Orangevale residents are fighting a senior living development, viewing it as a threat to their "high-quality rural lifestyle," as a community plan put it almost 30 years ago.
The Trellises project would place senior housing and nursing facilities on 40 acres of Hazel Avenue property just south of Placer County.
About 300 residents attended an Orangevale Community Planning Advisory Council meeting late Tuesday to oppose the Trellises. The panel voted 7-0 to recommend that Sacramento County officials reject the development.
"We need to leave Orangevale the way it is," said council member Lisa Montes, eliciting an "amen" from someone in the audience.
If developers decide to continue, the proposal will go to the Sacramento County Planning Commission for approval. The community council also voted to automatically appeal the decision to the Board of Supervisors if the commission approves it.

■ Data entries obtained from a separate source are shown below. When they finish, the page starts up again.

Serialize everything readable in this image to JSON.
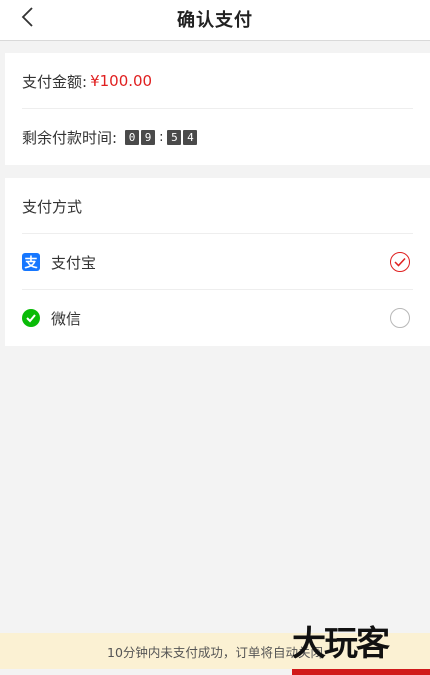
{
  "header": {
    "title": "确认支付",
    "back_icon": "chevron-left-icon"
  },
  "payment_info": {
    "amount_label": "支付金额:",
    "amount_value": "¥100.00",
    "time_label": "剩余付款时间:",
    "countdown": [
      "0",
      "9",
      "5",
      "4"
    ]
  },
  "payment_methods": {
    "title": "支付方式",
    "options": [
      {
        "label": "支付宝",
        "icon": "alipay-icon",
        "selected": true
      },
      {
        "label": "微信",
        "icon": "wechat-icon",
        "selected": false
      }
    ]
  },
  "notice": {
    "text": "10分钟内未支付成功，订单将自动关闭"
  },
  "watermark": {
    "text": "大玩客"
  },
  "colors": {
    "accent_red": "#e02020",
    "alipay_blue": "#1677ff",
    "wechat_green": "#09bb07",
    "notice_bg": "#fbf1d3"
  }
}
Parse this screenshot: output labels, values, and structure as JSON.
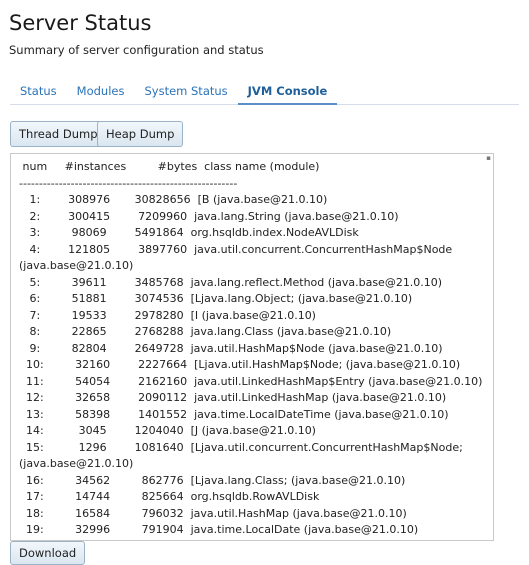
{
  "page": {
    "title": "Server Status",
    "subtitle": "Summary of server configuration and status"
  },
  "tabs": [
    {
      "label": "Status",
      "active": false
    },
    {
      "label": "Modules",
      "active": false
    },
    {
      "label": "System Status",
      "active": false
    },
    {
      "label": "JVM Console",
      "active": true
    }
  ],
  "toolbar": {
    "thread_dump_label": "Thread Dump",
    "heap_dump_label": "Heap Dump"
  },
  "console": {
    "lines": [
      " num     #instances         #bytes  class name (module)",
      "-------------------------------------------------------",
      "   1:        308976       30828656  [B (java.base@21.0.10)",
      "   2:        300415        7209960  java.lang.String (java.base@21.0.10)",
      "   3:         98069        5491864  org.hsqldb.index.NodeAVLDisk",
      "   4:        121805        3897760  java.util.concurrent.ConcurrentHashMap$Node",
      "(java.base@21.0.10)",
      "   5:         39611        3485768  java.lang.reflect.Method (java.base@21.0.10)",
      "   6:         51881        3074536  [Ljava.lang.Object; (java.base@21.0.10)",
      "   7:         19533        2978280  [I (java.base@21.0.10)",
      "   8:         22865        2768288  java.lang.Class (java.base@21.0.10)",
      "   9:         82804        2649728  java.util.HashMap$Node (java.base@21.0.10)",
      "  10:         32160        2227664  [Ljava.util.HashMap$Node; (java.base@21.0.10)",
      "  11:         54054        2162160  java.util.LinkedHashMap$Entry (java.base@21.0.10)",
      "  12:         32658        2090112  java.util.LinkedHashMap (java.base@21.0.10)",
      "  13:         58398        1401552  java.time.LocalDateTime (java.base@21.0.10)",
      "  14:          3045        1204040  [J (java.base@21.0.10)",
      "  15:          1296        1081640  [Ljava.util.concurrent.ConcurrentHashMap$Node;",
      "(java.base@21.0.10)",
      "  16:         34562         862776  [Ljava.lang.Class; (java.base@21.0.10)",
      "  17:         14744         825664  org.hsqldb.RowAVLDisk",
      "  18:         16584         796032  java.util.HashMap (java.base@21.0.10)",
      "  19:         32996         791904  java.time.LocalDate (java.base@21.0.10)"
    ]
  },
  "footer": {
    "download_label": "Download"
  }
}
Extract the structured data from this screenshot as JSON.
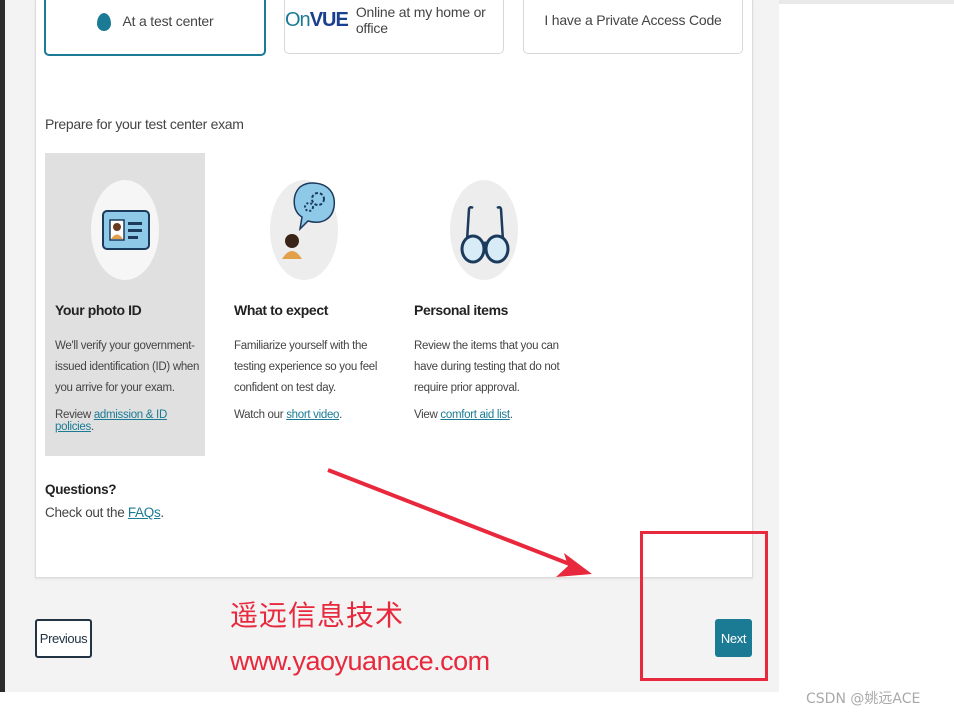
{
  "options": {
    "test_center_label": "At a test center",
    "onvue_logo_prefix": "On",
    "onvue_logo_suffix": "VUE",
    "online_label": "Online at my home or office",
    "private_code_label": "I have a Private Access Code"
  },
  "prepare": {
    "section_title": "Prepare for your test center exam",
    "tiles": [
      {
        "heading": "Your photo ID",
        "description": "We'll verify your government-issued identification (ID) when you arrive for your exam.",
        "link_prefix": "Review ",
        "link_text": "admission & ID policies",
        "link_suffix": ".",
        "icon": "id-card-icon"
      },
      {
        "heading": "What to expect",
        "description": "Familiarize yourself with the testing experience so you feel confident on test day.",
        "link_prefix": "Watch our ",
        "link_text": "short video",
        "link_suffix": ".",
        "icon": "person-thinking-icon"
      },
      {
        "heading": "Personal items",
        "description": "Review the items that you can have during testing that do not require prior approval.",
        "link_prefix": "View ",
        "link_text": "comfort aid list",
        "link_suffix": ".",
        "icon": "glasses-icon"
      }
    ]
  },
  "questions": {
    "title": "Questions?",
    "prefix": "Check out the ",
    "link_text": "FAQs",
    "suffix": "."
  },
  "nav": {
    "previous_label": "Previous",
    "next_label": "Next"
  },
  "watermark": {
    "chinese_text": "遥远信息技术",
    "url_text": "www.yaoyuanace.com",
    "csdn_text": "CSDN @姚远ACE"
  },
  "colors": {
    "accent": "#1b7a94",
    "annotation_red": "#e8283c"
  }
}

About 300 residents attended the community council meeting to oppose the project. Big crowds attended earlier community meetings as well.
The Hazel Avenue property is zoned for agricultural use and houses on lots of at least two acres. Although the Trellises calls for more units per acre, it would not need a zoning change because a county law allows "congregate care facilities," such as nursing homes, in certain residential areas, according to county planner Tricia Stevens.
As a result, the project needs approval only from the Planning Commission and not the Board of Supervisors.
The crowd cheered project opponents and jeered backers throughout the meeting, drawing constant warnings from Chairwoman Lorraine Silvera, who added that she would not tolerate threats as occurred in prior meetings about the project.
"We're just volunteers," she said.
The Orangevale council is one of 11 community advisory boards that provide recommendations to the Sacramento County Planning Commission and Board of Supervisors.
Dozens of residents spoke against the project during the three-hour meeting, which had to be moved into the gym at the Orangevale Community Center because the large crowd exceeded fire code regulations in the regular council room.
Besides members of the development team, only one resident spoke in favor of the project. He owns land that would be developed.
Residents against the project said they were worried about traffic, flooding, lighting, noise and other problems that it would cause.
More than anything, though, they spoke about a threat to their way of life.
Lynn Schue lives in a home on Hazel Avenue next to the proposed project. She spoke about her children having campouts in their yard and participating in 4-H Club.
"We bought into this community for the rural lifestyle," said Schue, her voice cracking. "With this project, our life will be ruined. This makes no sense."
The council voted against the project even though developers agreed to reduce its size because of prior opposition. As proposed, the project would have about 200 units instead of 400, with housing ranging from independent living apartments to assisted living housing, as well as a center for Alzheimer's disease and other age-related memory problems.
Backers said the project would provide a first-class facility where Orangevale residents could live when they get older.
Some community council members called it a good project, but in the wrong location.
Call The Bee's Brad Branan, (916) 321-1065. Follow him on Twitter @bradb_at_sacbee.